It's no wonder Ballistic Cycles named this Road Glide "Paradigm." The bike stands out as a clear example of the shop's design philosophy (low, sleek, and badass) while showcasing the new parts it's sending into production right now.
You can find the shop 30 minutes west of Madison, Wisconsin, set back in rolling hills and cliffs, with twisting roads aplenty. It's a three-man operation consisting of Tim and Mike McNamer and Tim Klecker. Mike's the resident fabricator, Tim's the designer, and Kleck is a former USMC mechanic with a business degree who handles all the licensing and legal stuff. Between the three of them, they came up with Paradigm and took the mammoth front wheel concept to the next level or three with a ginormous 30-incher. There's a lot more to Paradigm than a fad, though. From the front air forks to the sleeked out bags, every Ballistic part on this dresser is going into general production. It took some doing, but we got the boys to sit down long enough to fill us in.

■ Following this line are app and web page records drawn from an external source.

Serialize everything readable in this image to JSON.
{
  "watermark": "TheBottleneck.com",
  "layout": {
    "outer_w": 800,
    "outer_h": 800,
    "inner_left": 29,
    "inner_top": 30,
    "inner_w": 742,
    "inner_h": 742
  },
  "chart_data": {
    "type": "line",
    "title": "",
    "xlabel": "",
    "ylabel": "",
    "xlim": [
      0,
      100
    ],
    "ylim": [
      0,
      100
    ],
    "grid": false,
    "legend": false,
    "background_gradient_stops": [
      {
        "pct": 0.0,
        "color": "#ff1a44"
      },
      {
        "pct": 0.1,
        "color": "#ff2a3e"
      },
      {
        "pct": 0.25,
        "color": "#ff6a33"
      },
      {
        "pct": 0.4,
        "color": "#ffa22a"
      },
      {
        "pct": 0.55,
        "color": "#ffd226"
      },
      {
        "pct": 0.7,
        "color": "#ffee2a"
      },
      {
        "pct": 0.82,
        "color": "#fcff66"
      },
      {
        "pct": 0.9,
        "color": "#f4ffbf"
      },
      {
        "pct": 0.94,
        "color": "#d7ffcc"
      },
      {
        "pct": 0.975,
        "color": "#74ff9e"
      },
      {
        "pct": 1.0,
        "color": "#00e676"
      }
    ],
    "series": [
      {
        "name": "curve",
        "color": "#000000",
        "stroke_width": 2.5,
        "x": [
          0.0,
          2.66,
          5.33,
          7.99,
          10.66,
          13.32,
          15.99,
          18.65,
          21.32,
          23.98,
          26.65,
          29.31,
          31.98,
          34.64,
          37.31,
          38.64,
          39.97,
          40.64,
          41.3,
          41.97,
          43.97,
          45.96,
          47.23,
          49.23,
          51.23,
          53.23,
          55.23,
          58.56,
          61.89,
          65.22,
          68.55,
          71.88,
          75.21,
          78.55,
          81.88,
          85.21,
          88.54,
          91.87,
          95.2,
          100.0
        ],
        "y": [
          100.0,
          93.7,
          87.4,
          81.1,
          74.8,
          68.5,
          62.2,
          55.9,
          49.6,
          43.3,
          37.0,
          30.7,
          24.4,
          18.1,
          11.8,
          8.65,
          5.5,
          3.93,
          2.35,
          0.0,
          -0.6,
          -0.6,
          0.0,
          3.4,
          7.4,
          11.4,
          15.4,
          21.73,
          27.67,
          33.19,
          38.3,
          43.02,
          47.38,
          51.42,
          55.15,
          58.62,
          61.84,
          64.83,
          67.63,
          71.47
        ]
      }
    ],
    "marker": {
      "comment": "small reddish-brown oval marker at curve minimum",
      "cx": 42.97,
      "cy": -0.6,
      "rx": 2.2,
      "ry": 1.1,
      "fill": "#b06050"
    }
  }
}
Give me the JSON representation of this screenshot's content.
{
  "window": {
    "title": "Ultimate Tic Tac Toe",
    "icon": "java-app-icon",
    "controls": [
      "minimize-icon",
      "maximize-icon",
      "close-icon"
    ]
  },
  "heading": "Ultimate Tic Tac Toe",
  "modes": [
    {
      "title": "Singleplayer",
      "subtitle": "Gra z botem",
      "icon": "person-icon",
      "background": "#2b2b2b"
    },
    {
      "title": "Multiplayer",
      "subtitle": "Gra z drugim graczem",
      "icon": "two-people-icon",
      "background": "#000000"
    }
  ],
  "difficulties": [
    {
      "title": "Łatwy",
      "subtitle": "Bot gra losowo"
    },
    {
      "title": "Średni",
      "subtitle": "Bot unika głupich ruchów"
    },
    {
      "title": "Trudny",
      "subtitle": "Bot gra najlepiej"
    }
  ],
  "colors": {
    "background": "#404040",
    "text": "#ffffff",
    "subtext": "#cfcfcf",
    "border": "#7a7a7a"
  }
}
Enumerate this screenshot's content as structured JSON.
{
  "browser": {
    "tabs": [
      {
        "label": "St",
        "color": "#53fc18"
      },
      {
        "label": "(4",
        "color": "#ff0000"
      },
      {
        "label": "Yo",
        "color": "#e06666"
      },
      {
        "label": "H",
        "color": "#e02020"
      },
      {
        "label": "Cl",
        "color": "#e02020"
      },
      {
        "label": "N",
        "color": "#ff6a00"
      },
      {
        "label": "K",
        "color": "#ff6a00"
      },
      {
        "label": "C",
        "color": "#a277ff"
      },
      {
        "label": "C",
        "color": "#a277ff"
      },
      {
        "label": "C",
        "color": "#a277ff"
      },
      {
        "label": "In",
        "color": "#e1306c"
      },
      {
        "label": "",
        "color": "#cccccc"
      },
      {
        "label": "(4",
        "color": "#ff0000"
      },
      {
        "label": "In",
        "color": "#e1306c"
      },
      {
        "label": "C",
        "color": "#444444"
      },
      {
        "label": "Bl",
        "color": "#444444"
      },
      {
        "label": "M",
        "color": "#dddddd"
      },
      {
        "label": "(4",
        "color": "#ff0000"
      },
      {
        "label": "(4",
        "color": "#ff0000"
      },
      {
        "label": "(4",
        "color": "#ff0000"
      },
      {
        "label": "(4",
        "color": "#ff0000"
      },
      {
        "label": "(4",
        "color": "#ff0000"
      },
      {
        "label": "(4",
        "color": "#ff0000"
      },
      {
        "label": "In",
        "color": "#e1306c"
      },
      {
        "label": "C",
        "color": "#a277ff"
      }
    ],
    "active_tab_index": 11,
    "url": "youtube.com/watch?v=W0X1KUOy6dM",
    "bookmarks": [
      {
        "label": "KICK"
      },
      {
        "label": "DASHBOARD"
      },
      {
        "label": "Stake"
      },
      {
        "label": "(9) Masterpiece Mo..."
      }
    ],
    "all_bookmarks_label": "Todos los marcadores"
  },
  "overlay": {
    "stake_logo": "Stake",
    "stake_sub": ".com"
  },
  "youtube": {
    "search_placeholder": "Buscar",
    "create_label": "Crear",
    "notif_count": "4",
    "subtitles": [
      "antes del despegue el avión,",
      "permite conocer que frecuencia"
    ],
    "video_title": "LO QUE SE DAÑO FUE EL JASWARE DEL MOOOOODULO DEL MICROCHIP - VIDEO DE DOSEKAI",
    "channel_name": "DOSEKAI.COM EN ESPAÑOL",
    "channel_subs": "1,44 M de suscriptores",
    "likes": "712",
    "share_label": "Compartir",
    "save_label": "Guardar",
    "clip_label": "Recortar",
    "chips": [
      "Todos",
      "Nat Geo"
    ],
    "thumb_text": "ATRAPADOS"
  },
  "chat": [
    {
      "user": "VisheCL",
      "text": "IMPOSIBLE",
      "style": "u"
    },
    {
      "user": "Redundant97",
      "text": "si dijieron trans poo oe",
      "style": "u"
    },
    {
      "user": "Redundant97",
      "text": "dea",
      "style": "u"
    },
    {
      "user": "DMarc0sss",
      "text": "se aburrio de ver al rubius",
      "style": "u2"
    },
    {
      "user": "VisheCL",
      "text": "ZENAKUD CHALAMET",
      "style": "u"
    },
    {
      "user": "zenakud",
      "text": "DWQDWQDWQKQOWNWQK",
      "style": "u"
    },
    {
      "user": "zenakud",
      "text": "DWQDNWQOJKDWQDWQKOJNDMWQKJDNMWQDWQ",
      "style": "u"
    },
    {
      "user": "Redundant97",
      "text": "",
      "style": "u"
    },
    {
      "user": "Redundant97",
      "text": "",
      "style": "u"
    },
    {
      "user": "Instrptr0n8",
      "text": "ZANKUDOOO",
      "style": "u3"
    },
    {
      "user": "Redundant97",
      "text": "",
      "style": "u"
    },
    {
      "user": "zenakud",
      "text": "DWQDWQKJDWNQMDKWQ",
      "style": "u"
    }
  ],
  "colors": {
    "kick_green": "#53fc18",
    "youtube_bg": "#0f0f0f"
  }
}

HBB: You guys aren't known for your touring bikes. What brought you into the fold?
BC: It started off around February of 2009. At that time we were mainly known for our custom one-off, long and low smooth-lined flowing look, no kickstand, air-ride bikes, but we could see the huge market with custom baggers and knew it was something we needed to get involved in. As much as we love our other machines, and the looks we get while riding them or taking them to shows, nothing beats the open road comfort of a bagger. Combining the two was exactly the route we wanted to go. In August of 2009, with less than a month of total build time, we finished our first bagger (named "Blue Bagger") with a 26-inch 3-D Phoenix front wheel made by Metalsport. We're proud of that bike, but while building it, we came up with some bigger and crazier ideas. That's why we're Ballistic Cycles.
HBB: What do you like most about Paradigm?
BC: How the body lines flow from the custom fairing to the tank to the seat to the side covers, bags, and fender. Every part must look and flow with the other. The bike wouldn't be the same without any of them. The 30-inch front wheel was just the cherry on top.
HBB: Why a Road Glide for this project?
BC: The front fairing is mounted to the neck of the frame. We wanted to move the fairing lower, and when we cut the neck and raked it out, we modified the fairing mounts to exactly where and how we wanted it so it would be consistent with the flow of the rest of the bike. We are working on a Street Glide and will have versions for every Harley touring model.
HBB: Why a 30-inch wheel?
BC: Up until now, it hasn't been done. We've already done a 26-inch front-wheeled bagger and needed to do something else a little different. A lot of people didn't think a 30 was possible or that we could make it ride, so we of course had to prove them wrong.
HBB: Tell us more about that wheel.
BC: The 30-inch front wheel brought with it a lot of controversy. Some people told us it couldn't be done. Others said there was no way we could make it a rider-friendly bike. And then of course there was the fact that there was no 30-inch tire at the time. We were involved with plenty of talks about the wheel and tire, other builders were too, and there was a bit of a race going on with it. We didn't care so much to have the first 30-inch wheel, we just wanted to be the first to put it on a bagger and have it done in time to unveil at the 2010 V-Twin Expo. There were times we thought it wasn't going to happen, but then Doug McGoon and Vee Rubber came through for us and everything else seemed to fall in place.
HBB: What was the hardest part about fitting it to a stock frame and how'd you do it?
BC: Making sure our math was right when we cut the neck and with our steel plates we used when welding back together.